Handel – Partenope
Arsace – Lawrence Zazzo
Partenope – Karina Gauvin
Emilio – John Mark Ainsley
Armindo – Emőke Baráth
Rosmira – Kate Aldrich
Ormonte – Victor Sicard
Il Pomo d’oro / Maxim Emelyanychev
Koninklijk Theater Carré, Amsterdam, The Netherlands. Sunday, January 17th, 2016.
For a few hours this afternoon Amsterdam really was Handel-Centraal with the Amsterdam premiere of Ariodante that I saw in Aix-en-Provence 2 years ago and this concert performance of Partenope. Today’s performance was part of a promotional European tour undertaken by Il Pomo d’oro and their new music director, Maxim Emelyanychev, following the release of a recording of the work featuring many of today’s principals. Partenope isn’t the most widely performed of Handel’s operas and we were very lucky to have Lawrence Zazzo take over the role of Arsace at very short notice. This was my first time at the Koninklijk Theater Carré and it really is a beautiful venue. The theatre specializes in musicals but occasionally hosts appearances by the Nationale Reisopera and other independent promoters and it strikes me as a pleasant venue in which to see opera.
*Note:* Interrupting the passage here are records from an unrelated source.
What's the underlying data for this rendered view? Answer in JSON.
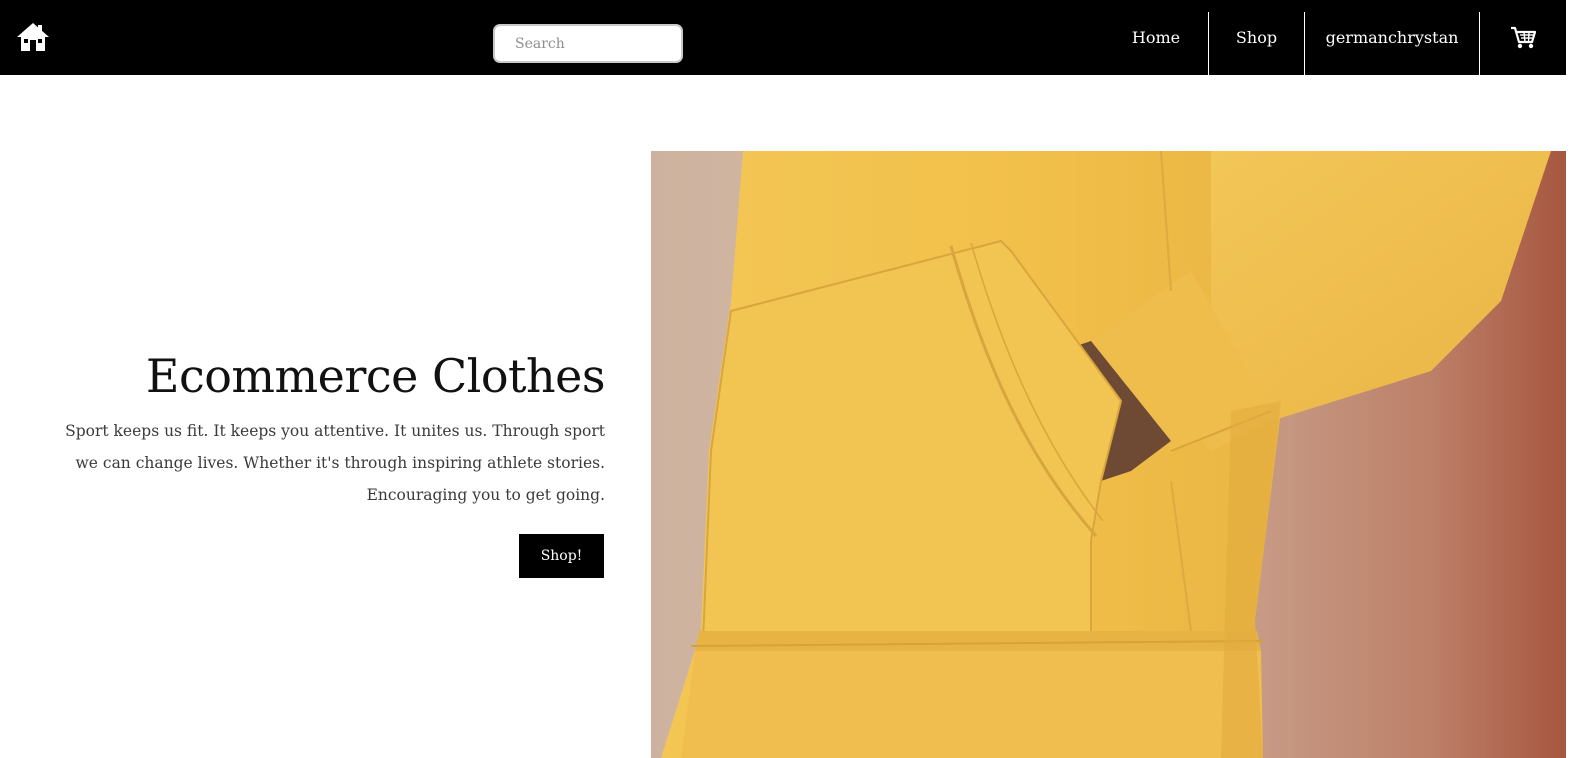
{
  "header": {
    "home_icon": "home-icon",
    "search": {
      "placeholder": "Search",
      "value": ""
    },
    "nav": {
      "home_label": "Home",
      "shop_label": "Shop",
      "user_label": "germanchrystan",
      "cart_icon": "shopping-cart-icon"
    }
  },
  "hero": {
    "title": "Ecommerce Clothes",
    "description": "Sport keeps us fit. It keeps you attentive. It unites us. Through sport we can change lives. Whether it's through inspiring athlete stories. Encouraging you to get going.",
    "button_label": "Shop!",
    "image": "yellow-hoodie-photo"
  },
  "colors": {
    "header_bg": "#000000",
    "button_bg": "#000000",
    "text": "#111111",
    "hoodie": "#f1c04c"
  }
}
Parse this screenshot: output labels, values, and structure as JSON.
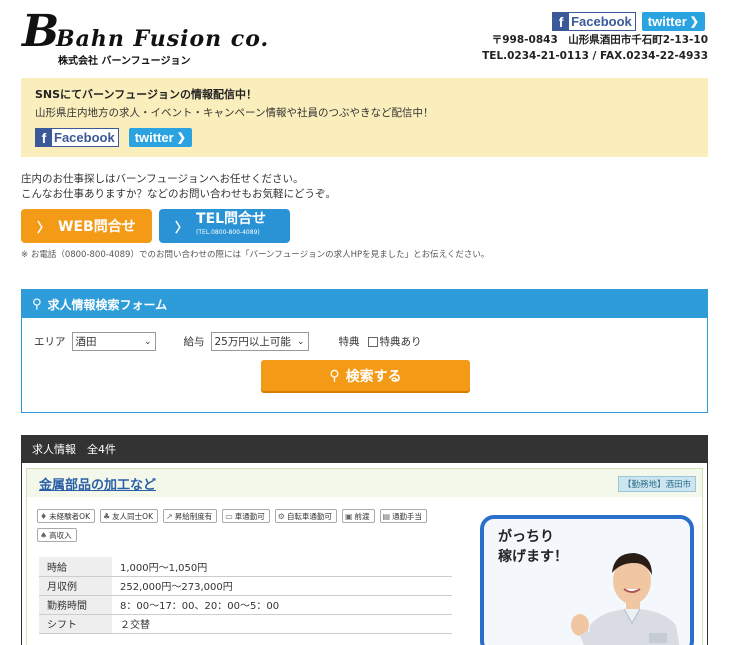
{
  "header": {
    "logo_b": "B",
    "logo_name": "Bahn Fusion co.",
    "logo_sub": "株式会社 バーンフュージョン",
    "facebook_label": "Facebook",
    "twitter_label": "twitter",
    "address": "〒998-0843　山形県酒田市千石町2-13-10",
    "phone": "TEL.0234-21-0113 / FAX.0234-22-4933"
  },
  "banner": {
    "title": "SNSにてバーンフュージョンの情報配信中！",
    "text": "山形県庄内地方の求人・イベント・キャンペーン情報や社員のつぶやきなど配信中！",
    "facebook_label": "Facebook",
    "twitter_label": "twitter"
  },
  "intro": {
    "line1": "庄内のお仕事探しはバーンフュージョンへお任せください。",
    "line2": "こんなお仕事ありますか？などのお問い合わせもお気軽にどうぞ。",
    "web_button": "WEB問合せ",
    "tel_button": "TEL問合せ",
    "tel_button_sub": "(TEL.0800-800-4089)",
    "note": "※ お電話（0800-800-4089）でのお問い合わせの際には「バーンフュージョンの求人HPを見ました」とお伝えください。"
  },
  "search": {
    "title": "求人情報検索フォーム",
    "area_label": "エリア",
    "area_value": "酒田",
    "salary_label": "給与",
    "salary_value": "25万円以上可能",
    "perk_label": "特典",
    "perk_checkbox_label": "特典あり",
    "search_button": "検索する"
  },
  "results": {
    "header": "求人情報　全4件",
    "job": {
      "title": "金属部品の加工など",
      "location": "【勤務地】酒田市",
      "tags": [
        "未経験者OK",
        "友人同士OK",
        "昇給制度有",
        "車通勤可",
        "自転車通勤可",
        "前渡",
        "通勤手当",
        "高収入"
      ],
      "rows": [
        {
          "key": "時給",
          "value": "1,000円〜1,050円"
        },
        {
          "key": "月収例",
          "value": "252,000円〜273,000円"
        },
        {
          "key": "勤務時間",
          "value": "8：00〜17：00、20：00〜5：00"
        },
        {
          "key": "シフト",
          "value": "２交替"
        }
      ],
      "promo_line1": "がっちり",
      "promo_line2": "稼げます！"
    }
  }
}
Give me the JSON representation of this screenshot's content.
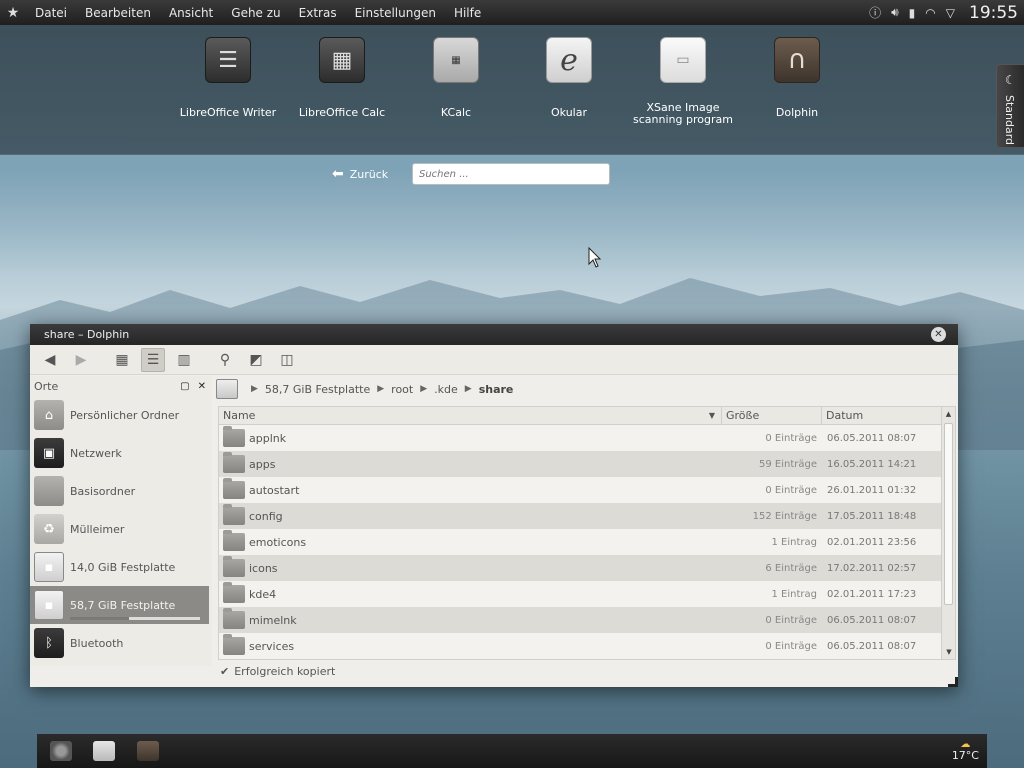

Unfortunately, the program book wasn’t well edited – Kate Aldrich’s name was mis-spelt, in two different ways, and the printed libretto contained a number of typos.
Today marked one of Emelyanychev’s first appearances with the orchestra since his appointment. His conducting focused on languor and gave us a relaxed amble through the score. At times, he secured some ravishing playing from the band, at others it felt lacking in dynamism to push the drama forward. On the recording, we have Il Pomo d’oro’s previous music director Riccardo Minasi conducting and the differences could not be more apparent. There Minasi paces the work ideally with genuine rhythmic incisiveness giving us an energy that was lacking today despite the excellence of the orchestra and the singing.
It goes without saying that Karina Gauvin’s Partenope was a paragon of Handelian stylishness. In many ways it feels that she was born to sing the role. Even in concert she had a regal bearing combined with a witty sense of humour that was ideal for the character. Her soprano has splendid velvety plushness, the tone warm and the coloratura – once her opening aria was out of the way – always absolutely spot on. For me the highlight was her Act 2 aria ‘voglio amare’ which perfectly encapsulated all that is glorious in Gauvin’s singing – generosity of tone, a sound that blooms wonderfully and total identification with the character.
Lawrence Zazzo was a highly impressive Arsace. Given that he had had very limited rehearsal time and had taken over at very short notice, his command of the role was absolute. He ornamented each da capo with wonderful musicality. There is a fullness of tone to his sound that is really quite remarkable and he descends to a fabulously rich bottom and rises to an easily-produced top with registers all ideally integrated. His showstopping Act 2 aria ‘furibondo spira il vento’ was staggering in its virtuosity yet it was no mere showpiece, it was full of genuine feeling marrying the notes and the text to completely illuminate his character’s situation.
Emőke Baráth brought her customary crystalline tone to Armindo. The voice isn’t huge but it’s perfectly formed and sparkles wonderfully. If John Mark Ainsley’s Emilio seemed somewhat anonymous it was no reflection on his impeccable vocalism, easy line and immaculate execution of the florid music but more due to the fact that his character in comparison seems somewhat underdeveloped. I found Kate Aldrich’s Rosmira also a little on the anonymous side for a different reason. Her singing was well-schooled, fluently dispatched and always stylistically appropriate; yet I felt her auburn mezzo lacked a wide range of tone colours that could really capitalize on all the aspects of her character’s personality and illuminate the text in this concert setting. Her singing was always musical, her command of the role was complete but – and I admit this is highly personal – it didn’t quite win me over.
Every so often when attending an opera one comes across a young artist who shows immense promise and those are the moments that really make opera-going worthwhile. That happened today with Victor Sicard’s Ormonte. His is a bright, youthful baritone with a fabulous technique. In his Act 1 aria he gave us some exhilarating gravity-defying ornamentation. His diction is impeccable and there’s that rare musicality to his singing that cannot be taught. He is undoubtedly one to watch.
Today was a somewhat unusual experience. We had tremendous singing and – apart from the odd patch of sour intonation in the strings – very good playing from a fine period instrument orchestra. Yet, there was something missing. The performance had beauty yet the musical direction didn’t quite feel driven by the text in the way that the recording is. One of the reasons for that would certainly be due to the change in conductor but also it struck me that the recitatives didn’t quite crackle with sheer dramatic energy in the way that they perhaps ideally needed too. Despite that, we had extremely impressive central performances that genuinely came to life from Gauvin and Zazzo. It was certainly worth the journey to see some truly outstanding Handelians at work and for seeing an extremely promising talent making a major impression.